┌─ MATERIAL FOR THIS EXERCISE
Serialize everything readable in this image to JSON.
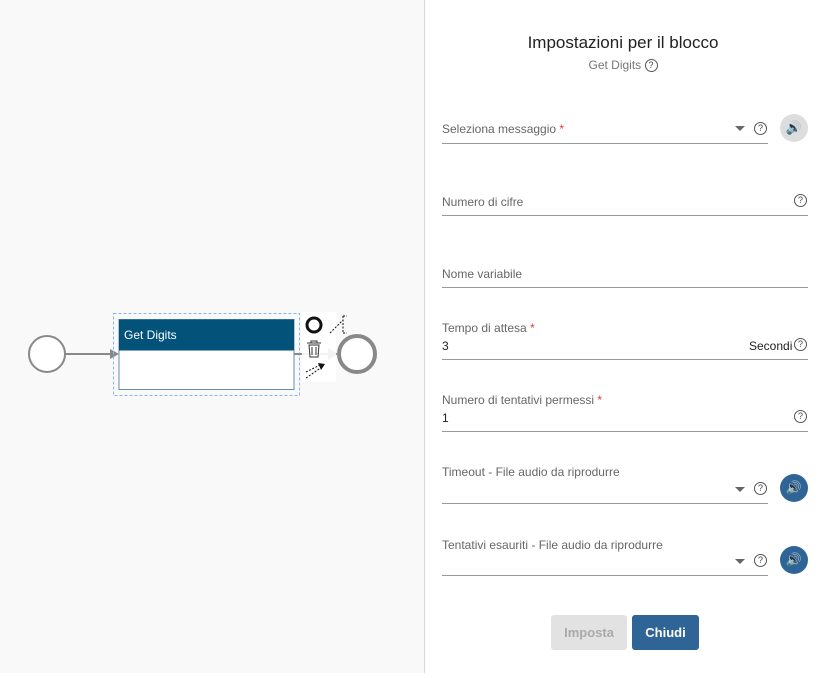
{
  "canvas": {
    "block_title": "Get Digits"
  },
  "panel": {
    "title": "Impostazioni per il blocco",
    "subtitle": "Get Digits",
    "fields": [
      {
        "label": "Seleziona messaggio",
        "required": "*",
        "value": ""
      },
      {
        "label": "Numero di cifre",
        "value": ""
      },
      {
        "label": "Nome variabile",
        "value": ""
      },
      {
        "label": "Tempo di attesa",
        "required": "*",
        "value": "3",
        "unit": "Secondi"
      },
      {
        "label": "Numero di tentativi permessi",
        "required": "*",
        "value": "1"
      },
      {
        "label": "Timeout - File audio da riprodurre",
        "value": ""
      },
      {
        "label": "Tentativi esauriti - File audio da riprodurre",
        "value": ""
      }
    ],
    "help_glyph": "?",
    "speaker_glyph": "🔊",
    "buttons": {
      "apply": "Imposta",
      "close": "Chiudi"
    }
  },
  "colors": {
    "block_header": "#02527a",
    "primary": "#2f6496",
    "required": "#e53935"
  }
}
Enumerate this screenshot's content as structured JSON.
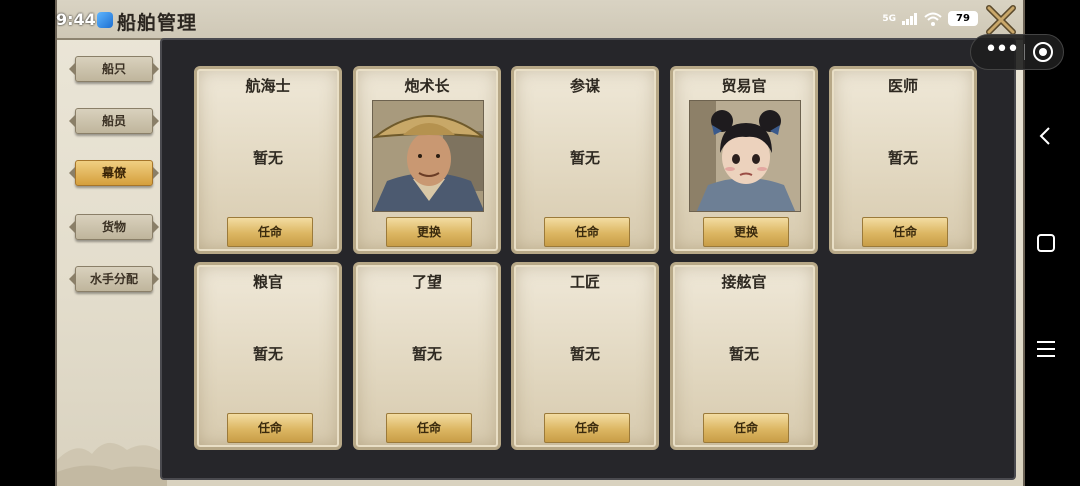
{
  "status_bar": {
    "time": "9:44",
    "signal": "5G",
    "battery": "79"
  },
  "header": {
    "title": "船舶管理"
  },
  "sidebar": {
    "items": [
      {
        "label": "船只",
        "active": false
      },
      {
        "label": "船员",
        "active": false
      },
      {
        "label": "幕僚",
        "active": true
      },
      {
        "label": "货物",
        "active": false
      },
      {
        "label": "水手分配",
        "active": false
      }
    ]
  },
  "advisors": [
    {
      "title": "航海士",
      "empty_text": "暂无",
      "action": "任命"
    },
    {
      "title": "炮术长",
      "portrait": "man-with-straw-hat",
      "action": "更换"
    },
    {
      "title": "参谋",
      "empty_text": "暂无",
      "action": "任命"
    },
    {
      "title": "贸易官",
      "portrait": "girl-with-hair-buns",
      "action": "更换"
    },
    {
      "title": "医师",
      "empty_text": "暂无",
      "action": "任命"
    },
    {
      "title": "粮官",
      "empty_text": "暂无",
      "action": "任命"
    },
    {
      "title": "了望",
      "empty_text": "暂无",
      "action": "任命"
    },
    {
      "title": "工匠",
      "empty_text": "暂无",
      "action": "任命"
    },
    {
      "title": "接舷官",
      "empty_text": "暂无",
      "action": "任命"
    }
  ],
  "colors": {
    "active_tab": "#d59f3c",
    "panel_bg": "#26262a",
    "card_border": "#b7a887"
  }
}
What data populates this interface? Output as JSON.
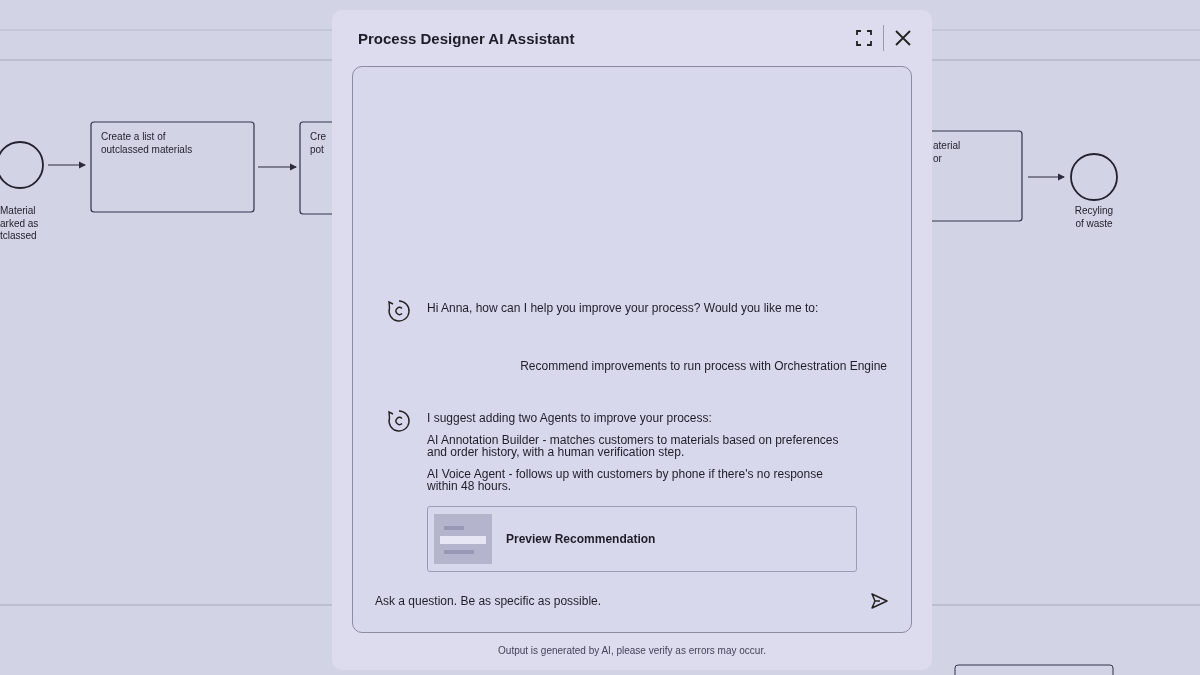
{
  "diagram": {
    "nodes": [
      {
        "kind": "event",
        "label": [
          "Material",
          "arked as",
          "tclassed"
        ]
      },
      {
        "kind": "task",
        "label": [
          "Create a list of",
          "outclassed materials"
        ]
      },
      {
        "kind": "task",
        "label": [
          "Cre",
          "pot"
        ]
      },
      {
        "kind": "task",
        "label": [
          "aterial",
          "or"
        ]
      },
      {
        "kind": "event",
        "label": [
          "Recyling",
          "of waste"
        ]
      }
    ]
  },
  "dialog": {
    "title": "Process Designer AI Assistant",
    "messages": [
      {
        "kind": "assistant",
        "paragraphs": [
          "Hi Anna, how can I help you improve your process? Would you like me to:"
        ]
      },
      {
        "kind": "user",
        "text": "Recommend improvements to run process with Orchestration Engine"
      },
      {
        "kind": "assistant",
        "paragraphs": [
          "I suggest adding two Agents to improve your process:",
          "AI Annotation Builder - matches customers to materials based on preferences and order history, with a human verification step.",
          "AI Voice Agent - follows up with customers by phone if there's no response within 48 hours."
        ],
        "card": {
          "label": "Preview Recommendation"
        }
      }
    ],
    "input": {
      "placeholder": "Ask a question. Be as specific as possible."
    },
    "disclaimer": "Output is generated by AI, please verify as errors may occur."
  }
}
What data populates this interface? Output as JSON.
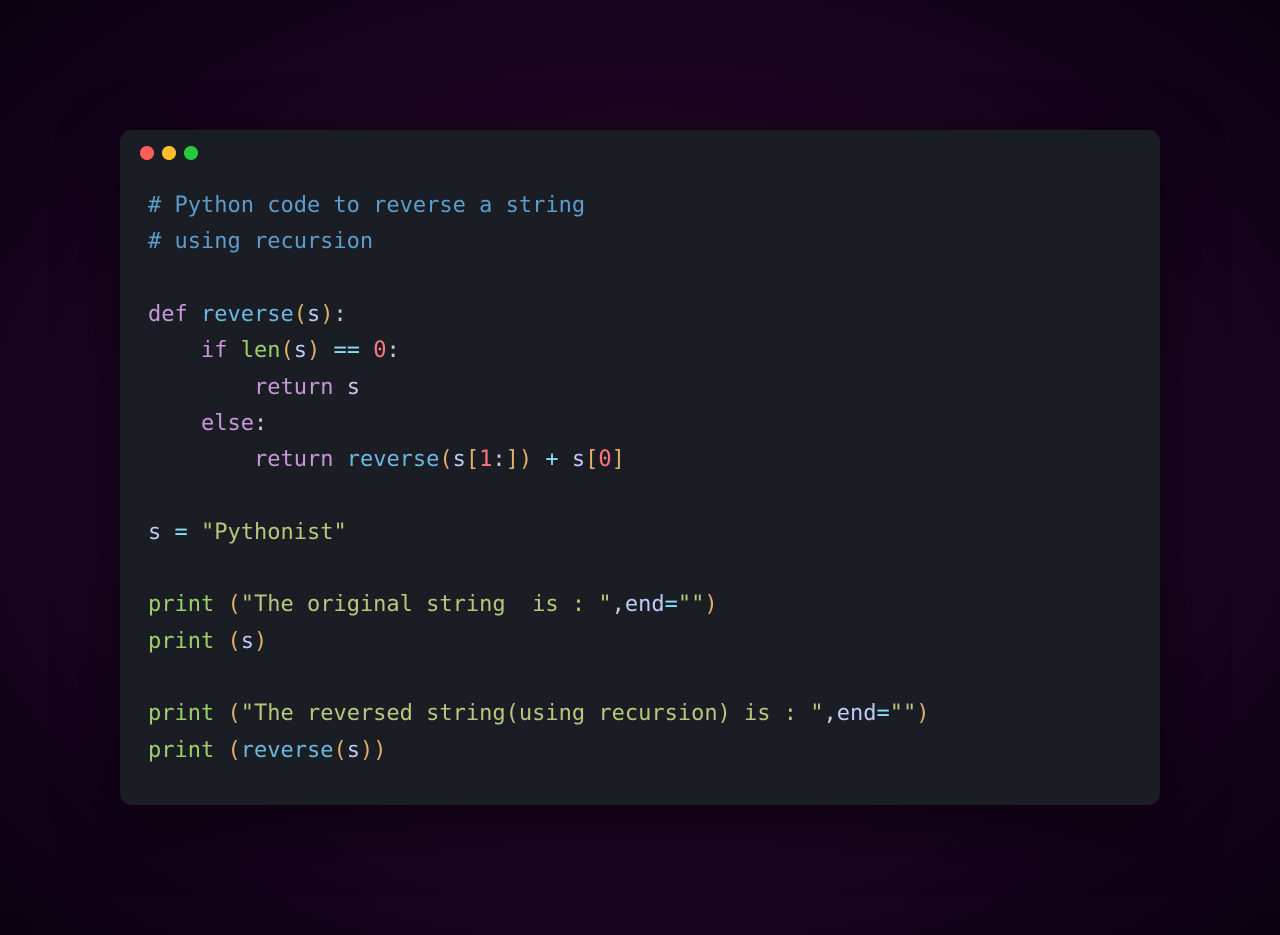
{
  "code": {
    "comment1": "# Python code to reverse a string",
    "comment2": "# using recursion",
    "def_kw": "def",
    "func_name": "reverse",
    "param_s": "s",
    "if_kw": "if",
    "len_fn": "len",
    "eq_op": "==",
    "zero": "0",
    "return_kw": "return",
    "else_kw": "else",
    "slice_1": "1",
    "slice_colon": ":",
    "plus_op": "+",
    "idx_0": "0",
    "assign_op": "=",
    "str_pythonist": "\"Pythonist\"",
    "print_fn": "print",
    "str_original": "\"The original string  is : \"",
    "end_kw": "end",
    "str_empty": "\"\"",
    "str_reversed": "\"The reversed string(using recursion) is : \"",
    "colon": ":",
    "lparen": "(",
    "rparen": ")",
    "lbracket": "[",
    "rbracket": "]",
    "comma": ","
  }
}
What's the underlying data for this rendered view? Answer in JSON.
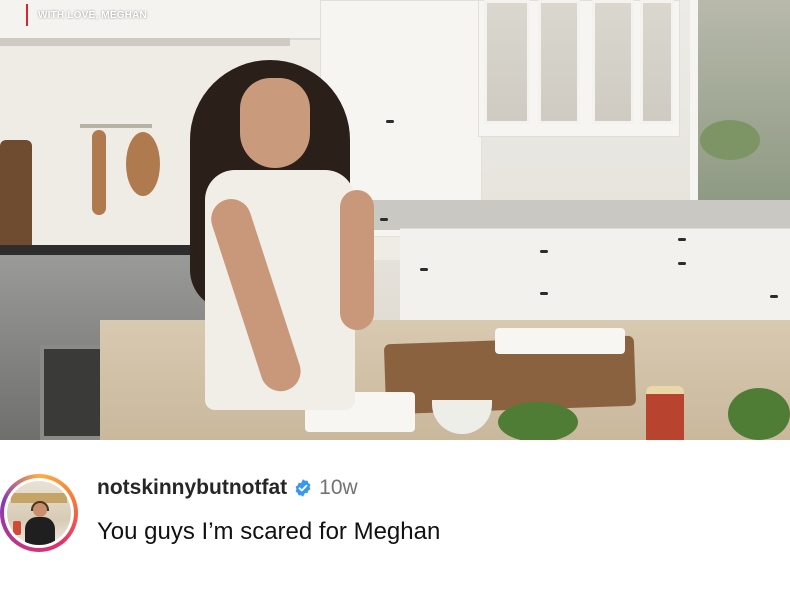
{
  "video": {
    "watermark_text": "WITH LOVE, MEGHAN",
    "accent_color": "#d9232e"
  },
  "comment": {
    "username": "notskinnybutnotfat",
    "verified": true,
    "verified_icon": "verified-badge-icon",
    "verified_color": "#3897f0",
    "time_ago": "10w",
    "text": "You guys I’m scared for Meghan",
    "avatar_ring_colors": [
      "#fcaf45",
      "#f77737",
      "#e1306c",
      "#c13584",
      "#833ab4"
    ]
  }
}
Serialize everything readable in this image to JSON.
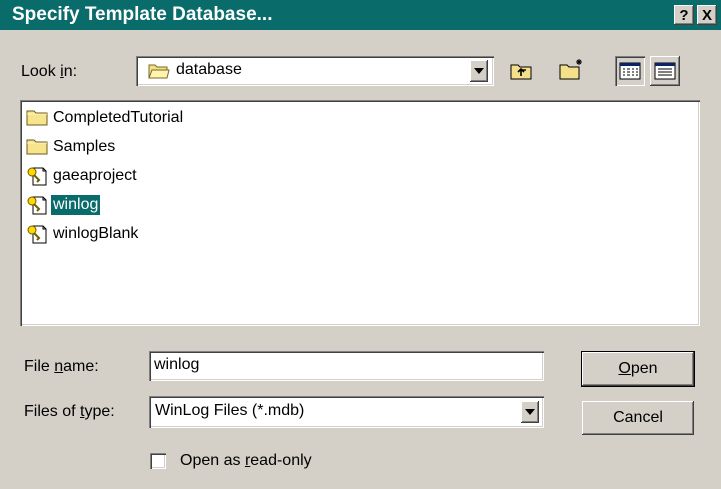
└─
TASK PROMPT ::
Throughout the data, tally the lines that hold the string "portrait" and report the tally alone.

RESULT ::
2